More bombs. Cocking an experienced ear to the whistling, Mae Ellen estimated that that one would hit several blocks to the south, well away from her ambulance. No need to detour this time. She continued driving, lights off, through pitch-black streets. Starlight glinted off gashes in the paint where rubble and shrapnel had gouged it away. In the back, Jackie gently wiped the poor sod’s forehead. Frankly, Mae Ellen could hardly credit his survival, after two days trapped in the rubble of that bank. His rags had probably begun life as some high-end togs, suitable for impressing the respectability and seriousness of the bank on its customers.
Editor’s note: A historian could probably do some really interesting research on this, write a fascinating paper on it. Unfortunately, I’m no historian, but I do have a good thinking brain, and here’s what it’s thinking about, based on my (admittedly fuzzy) recollections from my US History class.
I’m not feeling so much like fiction today. This morning I woke up thinking about the character I invented yesterday, and I wrote some ideas about her story. I’m not ready to go anywhere with that, yet—it kind of seems to want to be a big story, tied to history in a way that means I’d have to actually do more research. I may decide to not worry about getting historical stuff exactly right and just go for the story itself, which is really the spirit of NaNoWriMo; but I want to give the overall arc some more percolating time. It’s been quite a while since I thought of a story that had scope.
“It won’t be long now.” In the distance, the sound of sirens slowly grew nearer. They didn’t have all that far to go; what was taking so long? John stood silhouetted against the window, one hand holding back the lacy curtain as he watched out the window for the first flashes of red and white emergency lights. Glancing into the room over his shoulder, he jerked his chin at Mike. “Still hanging in there?”
Mike grunted, breathing too hard to say anything, but he didn’t stop the chest compressions, either.
I know NaNoWriMo is about writing a novel, or story, or something with a story arc of some sort, but since I’m only sort of participating, I figure I’ll do it however I like. Today I’m not exactly bursting with fictional creativity – there’s something about spending all day around financial forms that seems to dry up that normally overflowing spring (are there springs that don’t overflow?) – but I can’t really blame it on anything other than myself, really. Lots of people have soul-sucking jobs that are far worse than mine, and they still have lots of creative juices. In fact, it seems like some people just burst with it in general, like being in a blank job just gives them time to come up with cool ideas.
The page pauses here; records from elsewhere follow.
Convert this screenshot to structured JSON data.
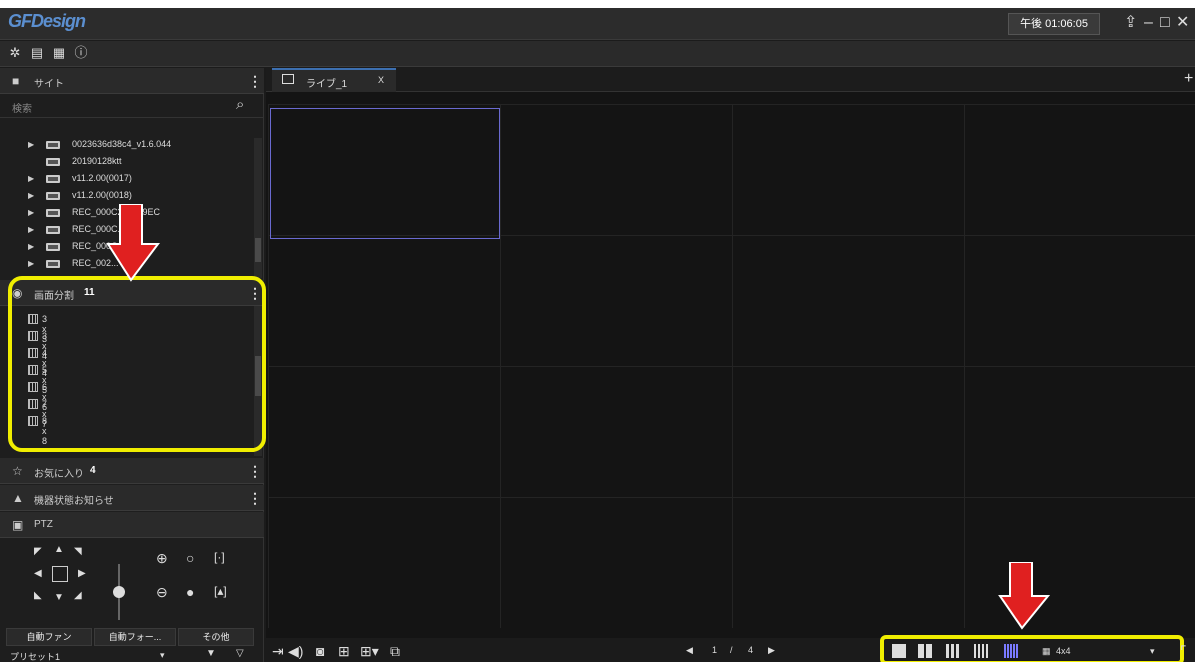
{
  "app": {
    "logo": "GFDesign",
    "clock": "午後 01:06:05"
  },
  "toolbar": {
    "icons": [
      "gear-icon",
      "schedule-icon",
      "grid-icon",
      "info-icon"
    ]
  },
  "site_panel": {
    "title": "サイト",
    "search_placeholder": "検索",
    "items": [
      {
        "label": "0023636d38c4_v1.6.044",
        "expandable": true
      },
      {
        "label": "20190128ktt",
        "expandable": false
      },
      {
        "label": "v11.2.00(0017)",
        "expandable": true
      },
      {
        "label": "v11.2.00(0018)",
        "expandable": true
      },
      {
        "label": "REC_000C280059EC",
        "expandable": true
      },
      {
        "label": "REC_000C...E8C",
        "expandable": true
      },
      {
        "label": "REC_000C...",
        "expandable": true
      },
      {
        "label": "REC_002...",
        "expandable": true
      }
    ]
  },
  "split_panel": {
    "title": "画面分割",
    "count": "11",
    "items": [
      "3 x 3",
      "3 x 4",
      "4 x 4",
      "5 x 5",
      "6 x 6",
      "7 x 7",
      "8 x 8"
    ]
  },
  "favorites": {
    "title": "お気に入り",
    "count": "4"
  },
  "notifications": {
    "title": "機器状態お知らせ"
  },
  "ptz": {
    "title": "PTZ",
    "buttons": [
      "自動ファン",
      "自動フォー...",
      "その他"
    ],
    "preset": "プリセット1"
  },
  "main": {
    "tab_label": "ライブ_1",
    "tab_close": "X",
    "pager": {
      "current": "1",
      "separator": "/",
      "total": "4"
    },
    "layout_select": "4x4"
  },
  "colors": {
    "highlight": "#f0ee00",
    "arrow": "#e02020",
    "accent": "#3c6fb0"
  }
}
This may be a bit ambitious, but National Novel Writing Month is nearly upon us. I haven’t participated in quite a few years, due to various reasons starting with “B” and rhyming with “wenji,” but I’m considering participating this year.
Anyway, like I said, ambitious — because I’m thinking of setting a goal of writing 1660 words a day through the month of November. I don’t have any story ideas, and I’m not even sure that I’d be writing a cohesive story or even anything related day to day, but I’m a little interested to see if (a) I can do it; and (b) what might come out of that. Do I even still have any new ideas?
At first, coming back online felt so much like waking up that I thought I still operated on wetware. I rose up into consciousness slowly, a drop of oil in a deep pond. I pried open sleep-heavy, crusted eyelids reluctantly, lethargy clinging tenaciously to my limbs still heavy after a deep, deep sleep. I felt the satiny sheets cradling my body heat in a cocoon I was loth to break. I even felt my breaths, inhaling and exhaling with the steady rhythm achieved only in the deepest level of sleep, although I also knew some practitioners of meditation who could slow their bodies in the same way.
Here is my evil plan. I will become a bestselling author of action novels*, a la Tom Clancy. In my novels, the good guys will always triumph, but only by the skin of their teeth, overcoming the villain’s superior planning, financial advantage, and ruthless nefariousness through a combination of good fortune, unbelievable physical resiliency (including the ability to not need a pee break for more than 72 hours during the exciting climax), and sheer willpower. No main characters will ever die, but at least one will always come close.